- What older members of your family tree do you admire? Why?
- If they are alive, talk with them about their faith and how it impacted their life.
- If they have passed one, research your family history about how they may have come to faith.
Luke outlines the ministry of Jesus in chapters 4-21 that closely follows the Gospel of Mark, though not as closely as Matthew. If Luke and Matthew both used the same Q source, Luke used even more material.
Throughout his gospel, Luke emphasizes the fact that Jesus was a friend not only to Jews but to Samaritans and the outcasts. This includes Jesus sending out the “seventy-two” (chapter 10) to carry the message of the kingdom to different places. Luke wants to make it clear that Jesus’ mission is for all humankind and not just for the Jews.
In Luke alone, we also find several parables: the Good Samaritan (10:23), the rich fool who tore down his barns to build greater ones (12:13-21), the lost coin (15:8-10), the prodigal son (15:11-32), the unjust steward (16:1-13), the rich man and Lazarus (16:19-31), and the Publican and the Pharisee who went to the Temple to pray (18:9-14). Each of these stories illustrates what Luke feels is an essential characteristic of Jesus’ work.
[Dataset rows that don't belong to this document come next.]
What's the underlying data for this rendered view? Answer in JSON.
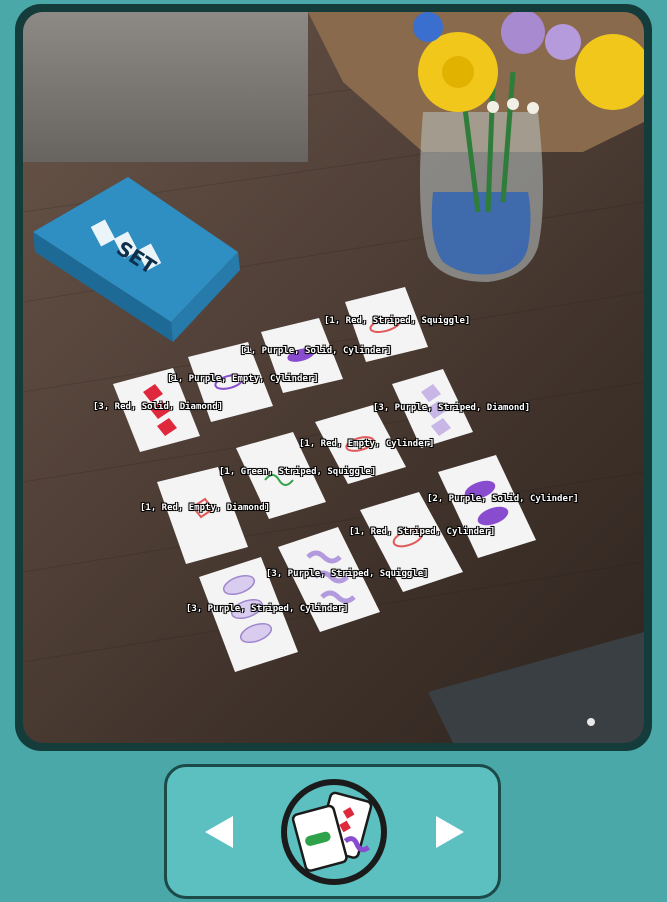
{
  "app": {
    "accent_color": "#4aa9a8",
    "frame_color": "#143c3a",
    "panel_color": "#5cc0c0"
  },
  "photo": {
    "box_text": "SET",
    "card_labels": [
      "[1, Red, Striped, Squiggle]",
      "[1, Purple, Solid, Cylinder]",
      "[1, Purple, Empty, Cylinder]",
      "[3, Red, Solid, Diamond]",
      "[3, Purple, Striped, Diamond]",
      "[1, Red, Empty, Cylinder]",
      "[1, Green, Striped, Squiggle]",
      "[2, Purple, Solid, Cylinder]",
      "[1, Red, Empty, Diamond]",
      "[1, Red, Striped, Cylinder]",
      "[3, Purple, Striped, Squiggle]",
      "[3, Purple, Striped, Cylinder]"
    ]
  },
  "nav": {
    "prev_icon": "triangle-left-icon",
    "next_icon": "triangle-right-icon",
    "logo_icon": "set-cards-logo-icon"
  }
}
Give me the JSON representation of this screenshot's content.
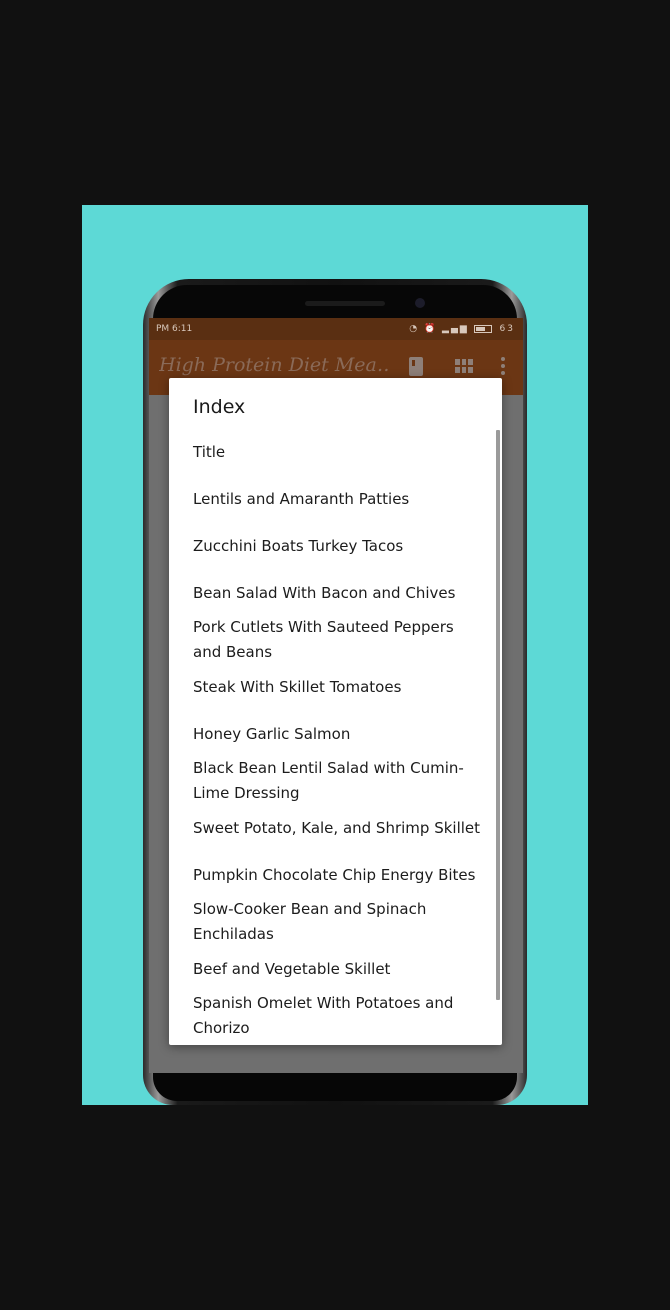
{
  "status_bar": {
    "time": "PM 6:11",
    "battery": "63",
    "icons": [
      "alarm-off-icon",
      "alarm-icon",
      "signal-icon",
      "signal-weak-icon",
      "volte-icon",
      "battery-icon"
    ]
  },
  "app_bar": {
    "title": "High Protein Diet Mea…",
    "actions": [
      "book-icon",
      "grid-icon",
      "more-vert-icon"
    ]
  },
  "dialog": {
    "title": "Index",
    "items": [
      "Title",
      "Lentils and Amaranth Patties",
      "Zucchini Boats Turkey Tacos",
      "Bean Salad With Bacon and Chives",
      "Pork Cutlets With Sauteed Peppers and Beans",
      "Steak With Skillet Tomatoes",
      "Honey Garlic Salmon",
      "Black Bean Lentil Salad with Cumin-Lime Dressing",
      "Sweet Potato, Kale, and Shrimp Skillet",
      "Pumpkin Chocolate Chip Energy Bites",
      "Slow-Cooker Bean and Spinach Enchiladas",
      "Beef and Vegetable Skillet",
      "Spanish Omelet With Potatoes and Chorizo"
    ]
  },
  "colors": {
    "background": "#111111",
    "teal": "#5dd9d6",
    "app_bar": "#6b3614",
    "status_bar": "#5a2f12",
    "dialog": "#ffffff"
  }
}
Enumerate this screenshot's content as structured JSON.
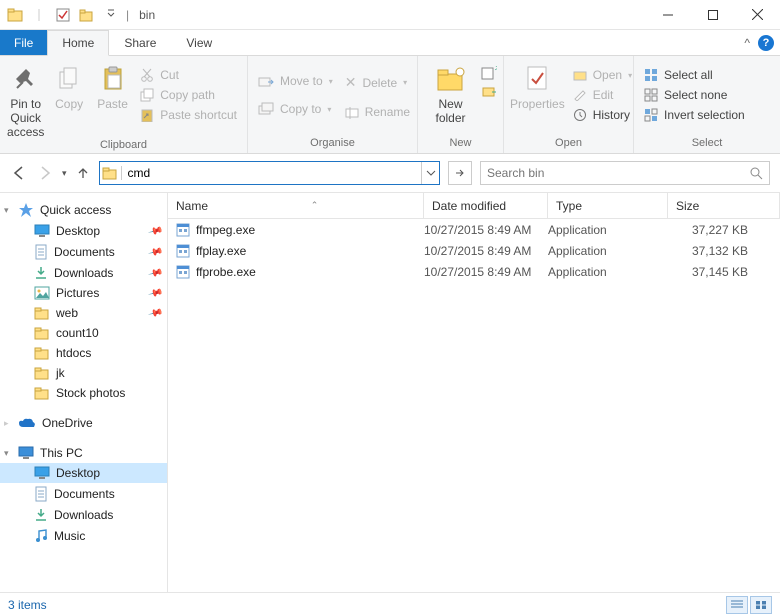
{
  "window": {
    "title": "bin"
  },
  "menubar": {
    "file": "File",
    "tabs": [
      "Home",
      "Share",
      "View"
    ],
    "active": 0
  },
  "ribbon": {
    "clipboard": {
      "label": "Clipboard",
      "pin": "Pin to Quick access",
      "copy": "Copy",
      "paste": "Paste",
      "cut": "Cut",
      "copy_path": "Copy path",
      "paste_shortcut": "Paste shortcut"
    },
    "organise": {
      "label": "Organise",
      "move_to": "Move to",
      "copy_to": "Copy to",
      "delete": "Delete",
      "rename": "Rename"
    },
    "new": {
      "label": "New",
      "new_folder": "New folder"
    },
    "open": {
      "label": "Open",
      "properties": "Properties",
      "open": "Open",
      "edit": "Edit",
      "history": "History"
    },
    "select": {
      "label": "Select",
      "select_all": "Select all",
      "select_none": "Select none",
      "invert": "Invert selection"
    }
  },
  "address": {
    "value": "cmd",
    "search_placeholder": "Search bin"
  },
  "columns": {
    "name": "Name",
    "date": "Date modified",
    "type": "Type",
    "size": "Size"
  },
  "files": [
    {
      "name": "ffmpeg.exe",
      "date": "10/27/2015 8:49 AM",
      "type": "Application",
      "size": "37,227 KB"
    },
    {
      "name": "ffplay.exe",
      "date": "10/27/2015 8:49 AM",
      "type": "Application",
      "size": "37,132 KB"
    },
    {
      "name": "ffprobe.exe",
      "date": "10/27/2015 8:49 AM",
      "type": "Application",
      "size": "37,145 KB"
    }
  ],
  "sidebar": {
    "quick_access": "Quick access",
    "quick_items": [
      {
        "label": "Desktop",
        "icon": "desktop",
        "pinned": true
      },
      {
        "label": "Documents",
        "icon": "doc",
        "pinned": true
      },
      {
        "label": "Downloads",
        "icon": "download",
        "pinned": true
      },
      {
        "label": "Pictures",
        "icon": "pictures",
        "pinned": true
      },
      {
        "label": "web",
        "icon": "folder",
        "pinned": true
      },
      {
        "label": "count10",
        "icon": "folder",
        "pinned": false
      },
      {
        "label": "htdocs",
        "icon": "folder",
        "pinned": false
      },
      {
        "label": "jk",
        "icon": "folder",
        "pinned": false
      },
      {
        "label": "Stock photos",
        "icon": "folder",
        "pinned": false
      }
    ],
    "onedrive": "OneDrive",
    "this_pc": "This PC",
    "pc_items": [
      {
        "label": "Desktop",
        "icon": "desktop",
        "selected": true
      },
      {
        "label": "Documents",
        "icon": "doc"
      },
      {
        "label": "Downloads",
        "icon": "download"
      },
      {
        "label": "Music",
        "icon": "music"
      }
    ]
  },
  "status": {
    "count": "3 items"
  }
}
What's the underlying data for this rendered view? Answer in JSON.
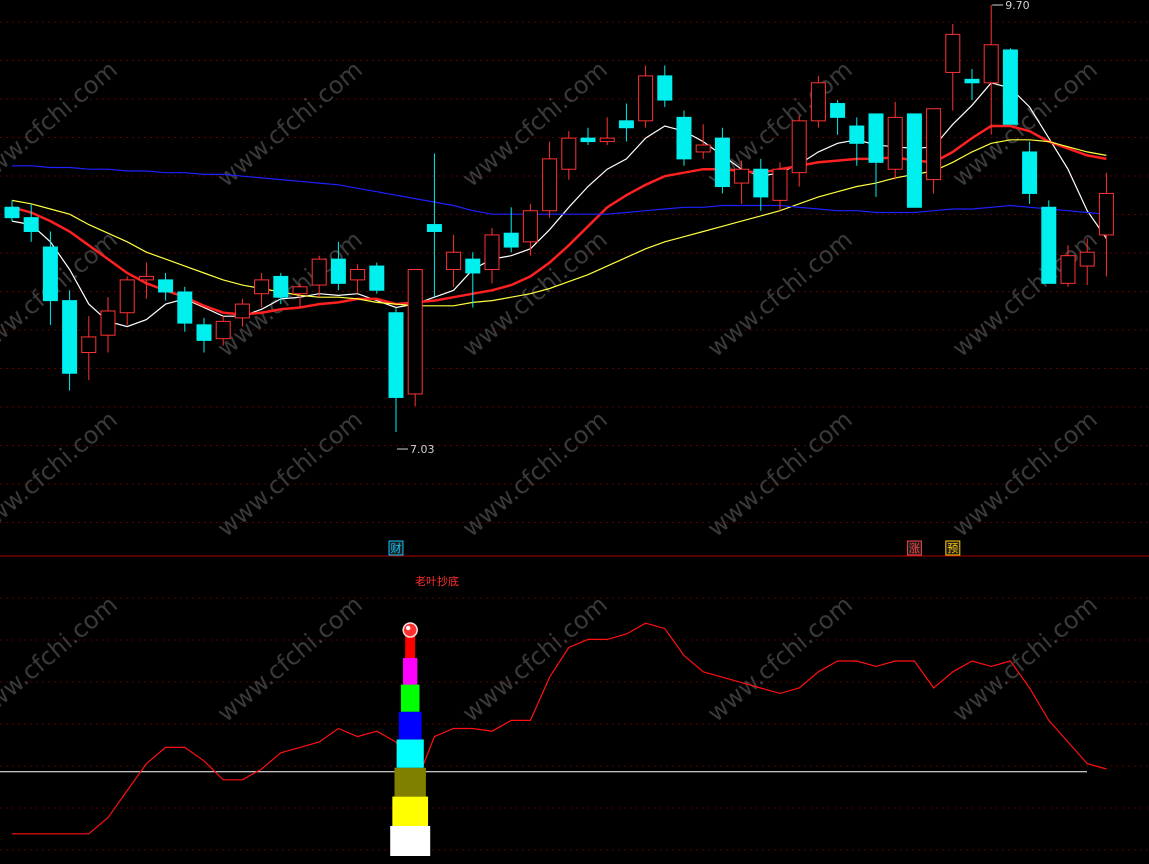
{
  "chart_data": [
    {
      "type": "candlestick",
      "title": "",
      "ylim": [
        6.8,
        9.75
      ],
      "annotations": {
        "high_label": "9.70",
        "low_label": "7.03"
      },
      "markers": [
        {
          "label": "财",
          "index": 20,
          "color": "#00c8ff"
        },
        {
          "label": "涨",
          "index": 47,
          "color": "#ff4040"
        },
        {
          "label": "预",
          "index": 49,
          "color": "#ffcc00"
        }
      ],
      "candles": [
        {
          "o": 8.58,
          "h": 8.62,
          "l": 8.5,
          "c": 8.52
        },
        {
          "o": 8.52,
          "h": 8.6,
          "l": 8.38,
          "c": 8.44
        },
        {
          "o": 8.35,
          "h": 8.44,
          "l": 7.9,
          "c": 8.04
        },
        {
          "o": 8.04,
          "h": 8.1,
          "l": 7.52,
          "c": 7.62
        },
        {
          "o": 7.74,
          "h": 7.95,
          "l": 7.58,
          "c": 7.83
        },
        {
          "o": 7.84,
          "h": 8.06,
          "l": 7.74,
          "c": 7.98
        },
        {
          "o": 7.97,
          "h": 8.18,
          "l": 7.9,
          "c": 8.16
        },
        {
          "o": 8.16,
          "h": 8.26,
          "l": 8.05,
          "c": 8.18
        },
        {
          "o": 8.16,
          "h": 8.2,
          "l": 8.04,
          "c": 8.09
        },
        {
          "o": 8.09,
          "h": 8.12,
          "l": 7.86,
          "c": 7.91
        },
        {
          "o": 7.9,
          "h": 7.94,
          "l": 7.74,
          "c": 7.81
        },
        {
          "o": 7.82,
          "h": 7.95,
          "l": 7.78,
          "c": 7.92
        },
        {
          "o": 7.94,
          "h": 8.05,
          "l": 7.89,
          "c": 8.02
        },
        {
          "o": 8.08,
          "h": 8.2,
          "l": 8.0,
          "c": 8.16
        },
        {
          "o": 8.18,
          "h": 8.2,
          "l": 8.02,
          "c": 8.06
        },
        {
          "o": 8.08,
          "h": 8.14,
          "l": 8.0,
          "c": 8.12
        },
        {
          "o": 8.13,
          "h": 8.3,
          "l": 8.06,
          "c": 8.28
        },
        {
          "o": 8.28,
          "h": 8.38,
          "l": 8.1,
          "c": 8.14
        },
        {
          "o": 8.16,
          "h": 8.25,
          "l": 8.08,
          "c": 8.22
        },
        {
          "o": 8.24,
          "h": 8.26,
          "l": 8.08,
          "c": 8.1
        },
        {
          "o": 7.97,
          "h": 8.0,
          "l": 7.28,
          "c": 7.48
        },
        {
          "o": 7.5,
          "h": 8.22,
          "l": 7.43,
          "c": 8.22
        },
        {
          "o": 8.48,
          "h": 8.89,
          "l": 8.06,
          "c": 8.44
        },
        {
          "o": 8.22,
          "h": 8.42,
          "l": 8.12,
          "c": 8.32
        },
        {
          "o": 8.28,
          "h": 8.32,
          "l": 8.0,
          "c": 8.2
        },
        {
          "o": 8.22,
          "h": 8.46,
          "l": 8.14,
          "c": 8.42
        },
        {
          "o": 8.43,
          "h": 8.58,
          "l": 8.32,
          "c": 8.35
        },
        {
          "o": 8.38,
          "h": 8.6,
          "l": 8.3,
          "c": 8.56
        },
        {
          "o": 8.56,
          "h": 8.96,
          "l": 8.52,
          "c": 8.86
        },
        {
          "o": 8.8,
          "h": 9.02,
          "l": 8.74,
          "c": 8.98
        },
        {
          "o": 8.98,
          "h": 9.04,
          "l": 8.94,
          "c": 8.96
        },
        {
          "o": 8.96,
          "h": 9.1,
          "l": 8.94,
          "c": 8.98
        },
        {
          "o": 9.08,
          "h": 9.18,
          "l": 8.96,
          "c": 9.04
        },
        {
          "o": 9.08,
          "h": 9.4,
          "l": 9.04,
          "c": 9.34
        },
        {
          "o": 9.34,
          "h": 9.4,
          "l": 9.16,
          "c": 9.2
        },
        {
          "o": 9.1,
          "h": 9.14,
          "l": 8.82,
          "c": 8.86
        },
        {
          "o": 8.9,
          "h": 9.06,
          "l": 8.86,
          "c": 8.94
        },
        {
          "o": 8.98,
          "h": 9.04,
          "l": 8.66,
          "c": 8.7
        },
        {
          "o": 8.72,
          "h": 8.85,
          "l": 8.6,
          "c": 8.8
        },
        {
          "o": 8.8,
          "h": 8.86,
          "l": 8.56,
          "c": 8.64
        },
        {
          "o": 8.62,
          "h": 8.84,
          "l": 8.56,
          "c": 8.8
        },
        {
          "o": 8.78,
          "h": 9.11,
          "l": 8.7,
          "c": 9.08
        },
        {
          "o": 9.08,
          "h": 9.34,
          "l": 9.04,
          "c": 9.3
        },
        {
          "o": 9.18,
          "h": 9.2,
          "l": 9.0,
          "c": 9.1
        },
        {
          "o": 9.05,
          "h": 9.1,
          "l": 8.82,
          "c": 8.95
        },
        {
          "o": 9.12,
          "h": 9.12,
          "l": 8.64,
          "c": 8.84
        },
        {
          "o": 8.8,
          "h": 9.19,
          "l": 8.74,
          "c": 9.1
        },
        {
          "o": 9.12,
          "h": 9.12,
          "l": 8.58,
          "c": 8.58
        },
        {
          "o": 8.74,
          "h": 9.15,
          "l": 8.66,
          "c": 9.15
        },
        {
          "o": 9.36,
          "h": 9.64,
          "l": 9.14,
          "c": 9.58
        },
        {
          "o": 9.32,
          "h": 9.38,
          "l": 9.2,
          "c": 9.3
        },
        {
          "o": 9.3,
          "h": 9.75,
          "l": 9.0,
          "c": 9.52
        },
        {
          "o": 9.49,
          "h": 9.5,
          "l": 9.06,
          "c": 9.06
        },
        {
          "o": 8.9,
          "h": 8.96,
          "l": 8.6,
          "c": 8.66
        },
        {
          "o": 8.58,
          "h": 8.62,
          "l": 8.14,
          "c": 8.14
        },
        {
          "o": 8.14,
          "h": 8.36,
          "l": 8.12,
          "c": 8.3
        },
        {
          "o": 8.24,
          "h": 8.4,
          "l": 8.13,
          "c": 8.32
        },
        {
          "o": 8.42,
          "h": 8.78,
          "l": 8.18,
          "c": 8.66
        }
      ],
      "series": [
        {
          "color": "#ffffff",
          "values": [
            8.5,
            8.48,
            8.38,
            8.22,
            8.02,
            7.92,
            7.89,
            7.93,
            8.02,
            8.05,
            8.0,
            7.95,
            7.95,
            7.99,
            8.05,
            8.06,
            8.08,
            8.07,
            8.08,
            8.04,
            8.0,
            8.02,
            8.06,
            8.1,
            8.22,
            8.28,
            8.3,
            8.34,
            8.45,
            8.58,
            8.7,
            8.8,
            8.86,
            8.98,
            9.05,
            9.02,
            8.96,
            8.88,
            8.8,
            8.76,
            8.78,
            8.83,
            8.9,
            8.95,
            8.97,
            8.94,
            8.93,
            8.92,
            8.93,
            9.06,
            9.17,
            9.3,
            9.27,
            9.16,
            8.98,
            8.8,
            8.56,
            8.4
          ]
        },
        {
          "color": "#ff2020",
          "values": [
            8.58,
            8.55,
            8.5,
            8.44,
            8.36,
            8.28,
            8.2,
            8.14,
            8.1,
            8.06,
            8.01,
            7.97,
            7.96,
            7.97,
            7.99,
            8.0,
            8.02,
            8.03,
            8.05,
            8.05,
            8.02,
            8.03,
            8.04,
            8.06,
            8.08,
            8.1,
            8.13,
            8.18,
            8.26,
            8.36,
            8.47,
            8.58,
            8.65,
            8.71,
            8.76,
            8.78,
            8.8,
            8.8,
            8.79,
            8.78,
            8.8,
            8.82,
            8.84,
            8.85,
            8.86,
            8.86,
            8.87,
            8.85,
            8.84,
            8.9,
            8.98,
            9.05,
            9.05,
            9.02,
            8.96,
            8.92,
            8.88,
            8.86
          ]
        },
        {
          "color": "#ffff40",
          "values": [
            8.62,
            8.6,
            8.57,
            8.54,
            8.48,
            8.43,
            8.38,
            8.32,
            8.28,
            8.24,
            8.2,
            8.16,
            8.13,
            8.11,
            8.09,
            8.07,
            8.06,
            8.06,
            8.05,
            8.03,
            8.02,
            8.01,
            8.01,
            8.01,
            8.03,
            8.04,
            8.06,
            8.08,
            8.11,
            8.15,
            8.19,
            8.24,
            8.29,
            8.34,
            8.38,
            8.41,
            8.44,
            8.47,
            8.5,
            8.53,
            8.56,
            8.6,
            8.64,
            8.67,
            8.7,
            8.72,
            8.75,
            8.77,
            8.79,
            8.84,
            8.9,
            8.95,
            8.97,
            8.97,
            8.96,
            8.93,
            8.9,
            8.88
          ]
        },
        {
          "color": "#2020ff",
          "values": [
            8.82,
            8.82,
            8.81,
            8.81,
            8.8,
            8.8,
            8.79,
            8.79,
            8.78,
            8.78,
            8.77,
            8.77,
            8.76,
            8.75,
            8.74,
            8.73,
            8.72,
            8.71,
            8.69,
            8.67,
            8.65,
            8.63,
            8.61,
            8.59,
            8.56,
            8.54,
            8.54,
            8.54,
            8.54,
            8.54,
            8.54,
            8.54,
            8.55,
            8.56,
            8.57,
            8.58,
            8.58,
            8.59,
            8.59,
            8.59,
            8.59,
            8.58,
            8.57,
            8.56,
            8.56,
            8.55,
            8.55,
            8.55,
            8.56,
            8.57,
            8.57,
            8.58,
            8.59,
            8.58,
            8.57,
            8.56,
            8.55,
            8.54
          ]
        }
      ]
    },
    {
      "type": "line",
      "title": "",
      "indicator_label": "老叶抄底",
      "ylim": [
        0,
        100
      ],
      "reference_line": 29,
      "series": [
        {
          "color": "#ff1010",
          "values": [
            6,
            6,
            6,
            6,
            6,
            12,
            22,
            32,
            38,
            38,
            33,
            26,
            26,
            30,
            36,
            38,
            40,
            45,
            42,
            44,
            40,
            24,
            42,
            45,
            45,
            44,
            48,
            48,
            64,
            75,
            78,
            78,
            80,
            84,
            82,
            72,
            66,
            64,
            62,
            60,
            58,
            60,
            66,
            70,
            70,
            68,
            70,
            70,
            60,
            66,
            70,
            68,
            70,
            60,
            48,
            40,
            32,
            30
          ]
        }
      ],
      "stack_blocks": [
        "#ffffff",
        "#ffff00",
        "#808000",
        "#00ffff",
        "#0000ff",
        "#00ff00",
        "#ff00ff",
        "#ff0000"
      ]
    }
  ]
}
Chapter 19 is the well-known story of Zacchaeus, the despised tax collector who climbed a tree in order to see Jesus. In the story, we hear about the conversation that transformed Zaccheaus’ life to the point of giving half of his possessions to the poor. We also see the key verse: “Today, salvation has come to this house… For the Son of Man came to seek and to save what was lost.” (19:9-10)
- In what ways does your checkbook record your values as a follower of Jesus?
- If you have ever cheated someone out of money, how can you repay them?
The Gospel concludes by describing the events leading up to the crucifixion. He stresses Jesus’ innocence of any wrongdoing toward either Jews or the Roman government who question His authority. Chapter 22 tells of Judas’ betrayal of Jesus and the Last Supper with the remaining disciples. It details Jesus’ arrest and presentation to Pilate, the Roman governor, who declared Him innocent of any crime yet hands Him over to the Herod who orders the execution. A Roman centurion protests Jesus’ execution, “Surely this was a righteous man.”
Luke provides an account of Jesus’s resurrection and His subsequent meetings with the disciples and others. He joins two men walking to the village of Emmaus, who do not recognize Jesus until he sits at a table and blesses the food they are about to eat. Later, he meets with the disciples in Jerusalem and overcomes their suspicions by showing them His hands and feet. He follows with a farewell discourse to the disciples about what they should do once He ascends back to Heaven.
The sad news is their declarations of Jesus’ innocence and the protests against the execution did not work. The good news is that Jesus died and rose again for our salvation!
God Buddy Focus
As you read Dr. Luke’s Gospel, look for a carefully documented biography of Jesus, the only Perfect Man. Look for the emphasis on Jesus’s relationships with others, in particular, the prominence given to women and the poor. Jesus loved the poor and the needy; in fact, they were a primary focus of His ministry. But He also loved all of us enough to die to save us from ourselves.
Like Luke, your first-hand account about your belief in Jesus as your Savior is indisputable. Look for how Luke emphasizes the idea that all humans are sinners and in need of salvation. It’s good news that we can all share with the spiritually lost and needy.
- What part of Luke’s Gospel touched you most?
- When was the last time you shared your faith with someone who does not believe?
My next post is about the unique Gospel of John.